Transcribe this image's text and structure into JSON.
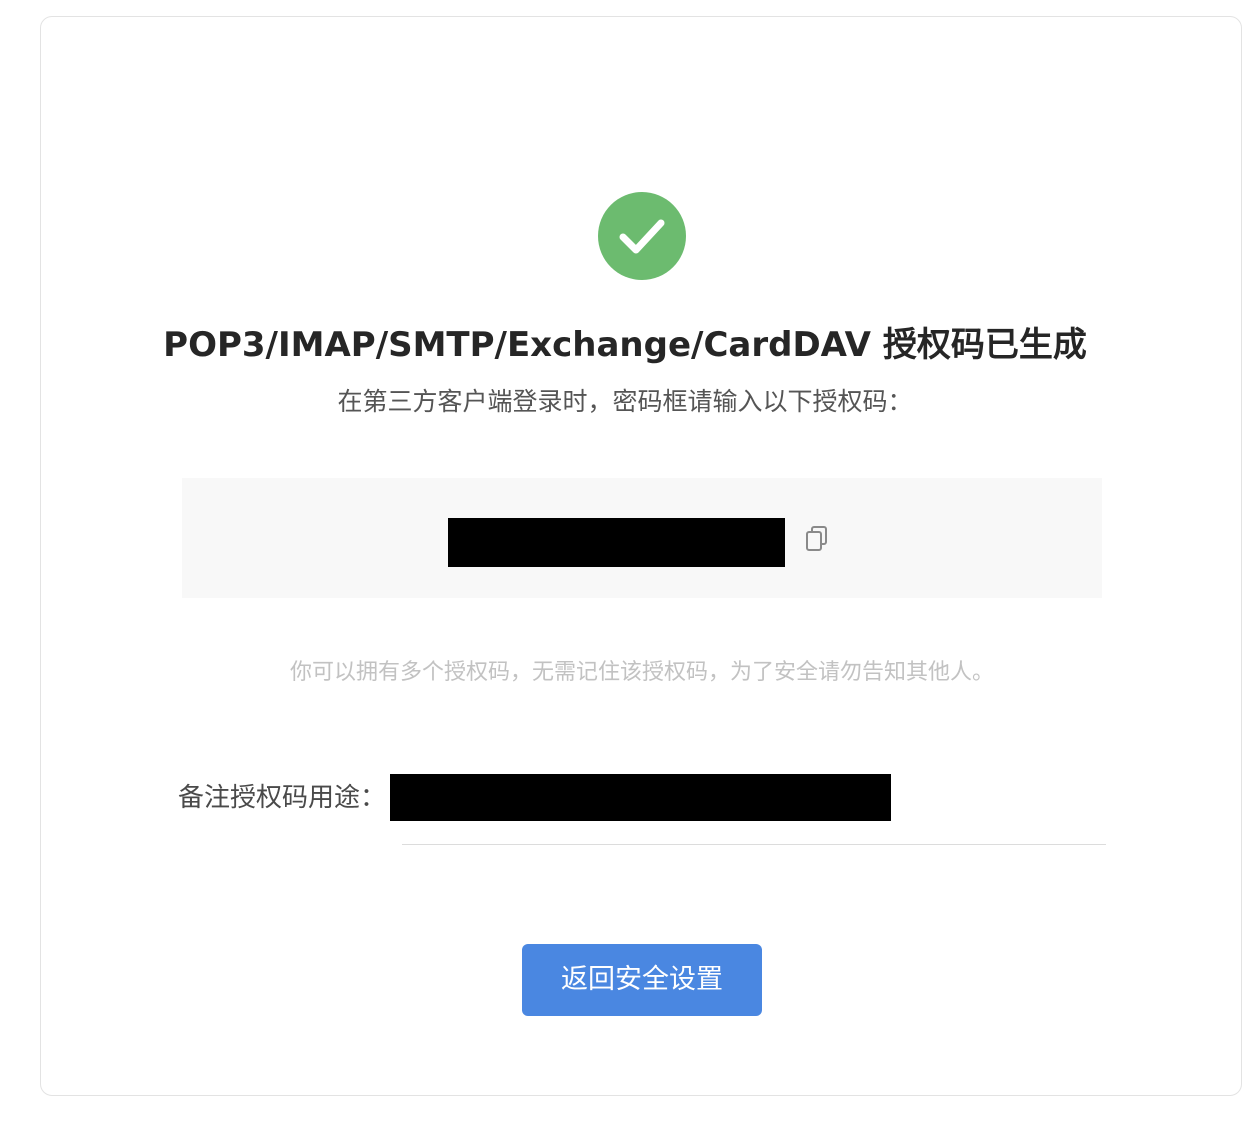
{
  "status": {
    "icon": "check-circle-icon",
    "color": "#6cbb6f"
  },
  "heading": {
    "title": "POP3/IMAP/SMTP/Exchange/CardDAV 授权码已生成",
    "subtitle": "在第三方客户端登录时，密码框请输入以下授权码："
  },
  "auth_code": {
    "value": "",
    "redacted": true,
    "copy_icon": "copy-icon"
  },
  "hint": "你可以拥有多个授权码，无需记住该授权码，为了安全请勿告知其他人。",
  "remark": {
    "label": "备注授权码用途：",
    "value": "",
    "redacted": true
  },
  "actions": {
    "back_label": "返回安全设置",
    "back_color": "#4a87e1"
  }
}
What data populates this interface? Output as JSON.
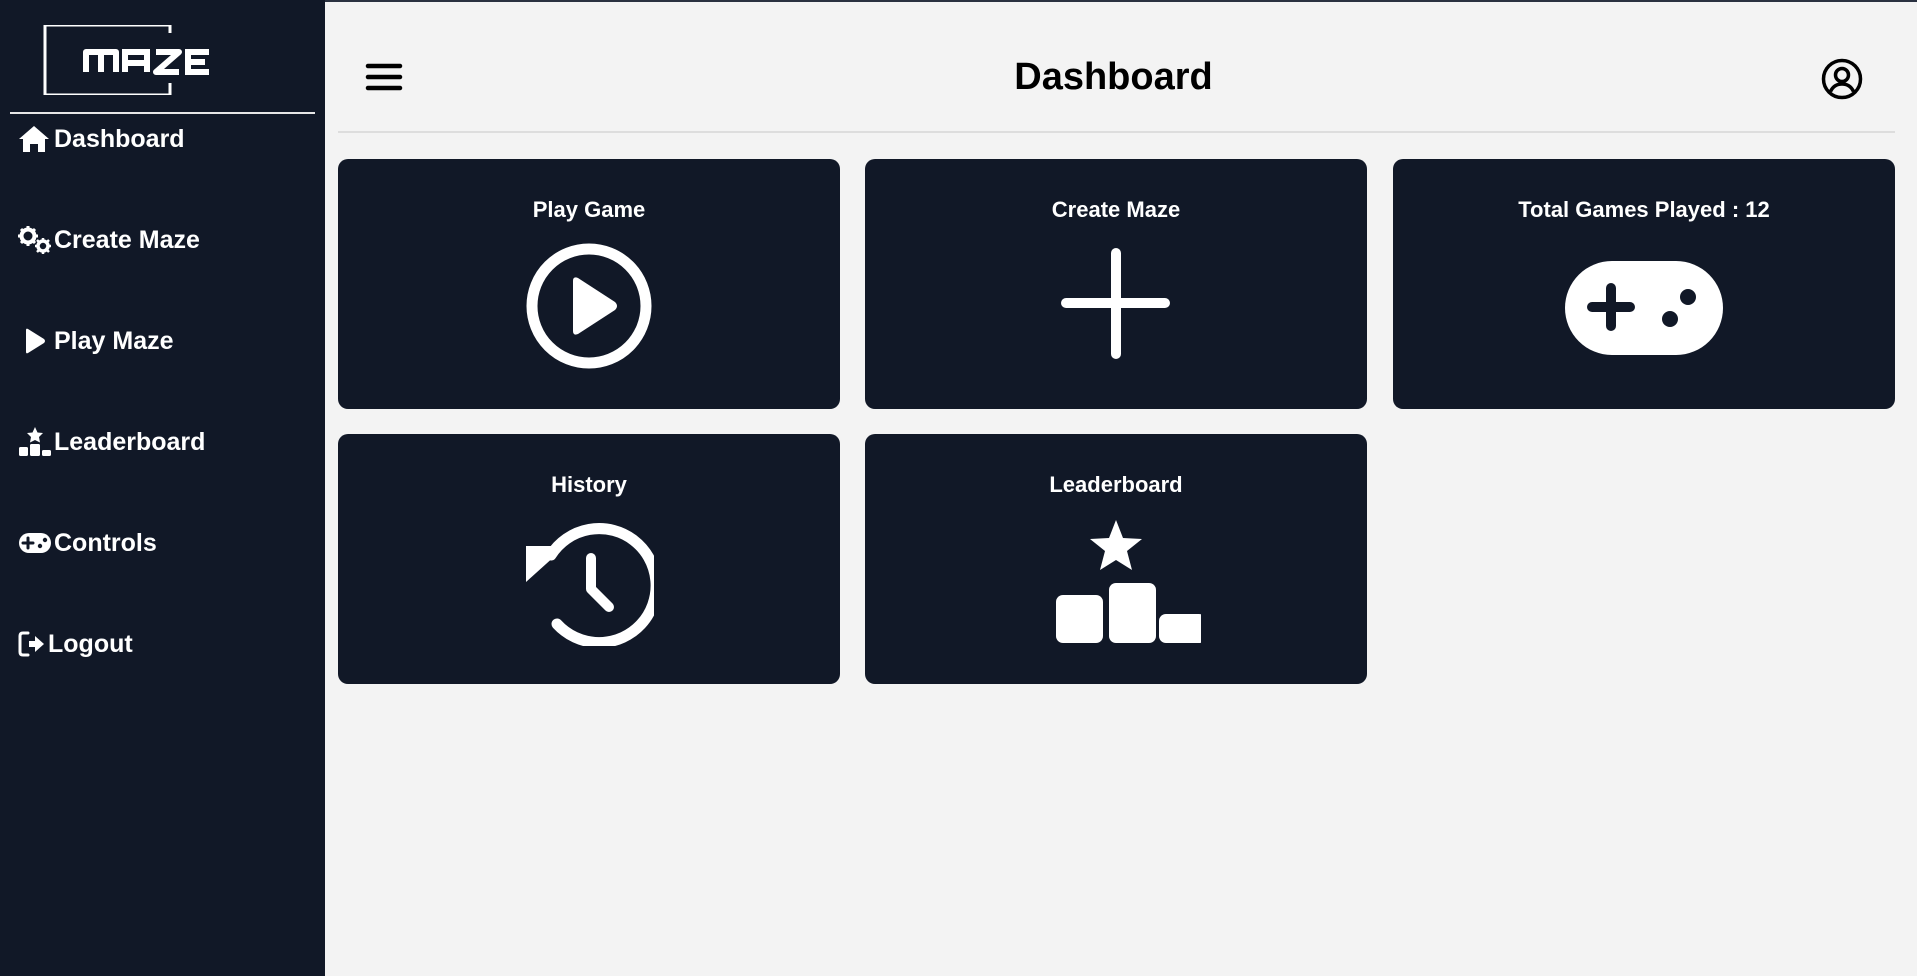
{
  "app": {
    "logo_text": "MAZE"
  },
  "colors": {
    "sidebar_bg": "#111827",
    "card_bg": "#111827",
    "page_bg": "#f3f3f3",
    "text_light": "#ffffff",
    "text_dark": "#000000"
  },
  "sidebar": {
    "items": [
      {
        "label": "Dashboard",
        "icon": "home-icon"
      },
      {
        "label": "Create Maze",
        "icon": "gears-icon"
      },
      {
        "label": "Play Maze",
        "icon": "play-icon"
      },
      {
        "label": "Leaderboard",
        "icon": "ranking-star-icon"
      },
      {
        "label": "Controls",
        "icon": "gamepad-icon"
      },
      {
        "label": "Logout",
        "icon": "logout-icon"
      }
    ]
  },
  "header": {
    "title": "Dashboard",
    "menu_icon": "hamburger-icon",
    "profile_icon": "user-circle-icon"
  },
  "cards": [
    {
      "title": "Play Game",
      "icon": "play-circle-icon"
    },
    {
      "title": "Create Maze",
      "icon": "plus-icon"
    },
    {
      "title": "Total Games Played : 12",
      "icon": "gamepad-icon"
    },
    {
      "title": "History",
      "icon": "history-icon"
    },
    {
      "title": "Leaderboard",
      "icon": "podium-star-icon"
    }
  ]
}
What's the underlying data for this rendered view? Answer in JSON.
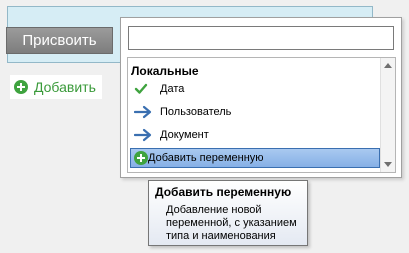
{
  "assign_button": {
    "label": "Присвоить"
  },
  "add_link": {
    "label": "Добавить"
  },
  "popup": {
    "search": {
      "value": "",
      "placeholder": ""
    },
    "group": {
      "title": "Локальные"
    },
    "items": [
      {
        "label": "Дата",
        "icon": "check-icon"
      },
      {
        "label": "Пользователь",
        "icon": "arrow-right-icon"
      },
      {
        "label": "Документ",
        "icon": "arrow-right-icon"
      },
      {
        "label": "Добавить переменную",
        "icon": "plus-circle-icon",
        "selected": true
      }
    ]
  },
  "tooltip": {
    "title": "Добавить переменную",
    "body": "Добавление новой\nпеременной, с указанием\nтипа и наименования"
  },
  "colors": {
    "accent_green": "#3fa33f",
    "arrow_blue": "#3a6fb0",
    "selection_bg": "#a9c9f0"
  }
}
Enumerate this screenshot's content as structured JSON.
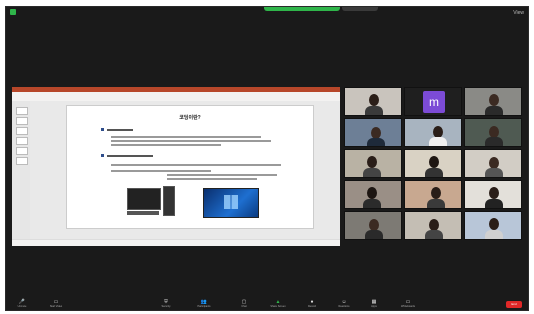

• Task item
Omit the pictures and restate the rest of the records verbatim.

• Result of the task
Transcribe this image's text and structure into JSON.
{
  "status": {
    "icon": "check-circle-icon",
    "color": "#6cbb6f"
  },
  "heading": {
    "title": "POP3/IMAP/SMTP/Exchange/CardDAV 授权码已生成",
    "subtitle": "在第三方客户端登录时，密码框请输入以下授权码："
  },
  "auth_code": {
    "value": "",
    "redacted": true,
    "copy_icon": "copy-icon"
  },
  "hint": "你可以拥有多个授权码，无需记住该授权码，为了安全请勿告知其他人。",
  "remark": {
    "label": "备注授权码用途：",
    "value": "",
    "redacted": true
  },
  "actions": {
    "back_label": "返回安全设置",
    "back_color": "#4a87e1"
  }
}
What data populates this interface? Output as JSON.
{
  "app": {
    "logo_text": "MAZE"
  },
  "colors": {
    "sidebar_bg": "#111827",
    "card_bg": "#111827",
    "page_bg": "#f3f3f3",
    "text_light": "#ffffff",
    "text_dark": "#000000"
  },
  "sidebar": {
    "items": [
      {
        "label": "Dashboard",
        "icon": "home-icon"
      },
      {
        "label": "Create Maze",
        "icon": "gears-icon"
      },
      {
        "label": "Play Maze",
        "icon": "play-icon"
      },
      {
        "label": "Leaderboard",
        "icon": "ranking-star-icon"
      },
      {
        "label": "Controls",
        "icon": "gamepad-icon"
      },
      {
        "label": "Logout",
        "icon": "logout-icon"
      }
    ]
  },
  "header": {
    "title": "Dashboard",
    "menu_icon": "hamburger-icon",
    "profile_icon": "user-circle-icon"
  },
  "cards": [
    {
      "title": "Play Game",
      "icon": "play-circle-icon"
    },
    {
      "title": "Create Maze",
      "icon": "plus-icon"
    },
    {
      "title": "Total Games Played : 12",
      "icon": "gamepad-icon"
    },
    {
      "title": "History",
      "icon": "history-icon"
    },
    {
      "title": "Leaderboard",
      "icon": "podium-star-icon"
    }
  ]
}
What's the underlying data for this rendered view? Answer in JSON.
{
  "assign_button": {
    "label": "Присвоить"
  },
  "add_link": {
    "label": "Добавить"
  },
  "popup": {
    "search": {
      "value": "",
      "placeholder": ""
    },
    "group": {
      "title": "Локальные"
    },
    "items": [
      {
        "label": "Дата",
        "icon": "check-icon"
      },
      {
        "label": "Пользователь",
        "icon": "arrow-right-icon"
      },
      {
        "label": "Документ",
        "icon": "arrow-right-icon"
      },
      {
        "label": "Добавить переменную",
        "icon": "plus-circle-icon",
        "selected": true
      }
    ]
  },
  "tooltip": {
    "title": "Добавить переменную",
    "body": "Добавление новой\nпеременной, с указанием\nтипа и наименования"
  },
  "colors": {
    "accent_green": "#3fa33f",
    "arrow_blue": "#3a6fb0",
    "selection_bg": "#a9c9f0"
  }
}
Enumerate this screenshot's content as structured JSON.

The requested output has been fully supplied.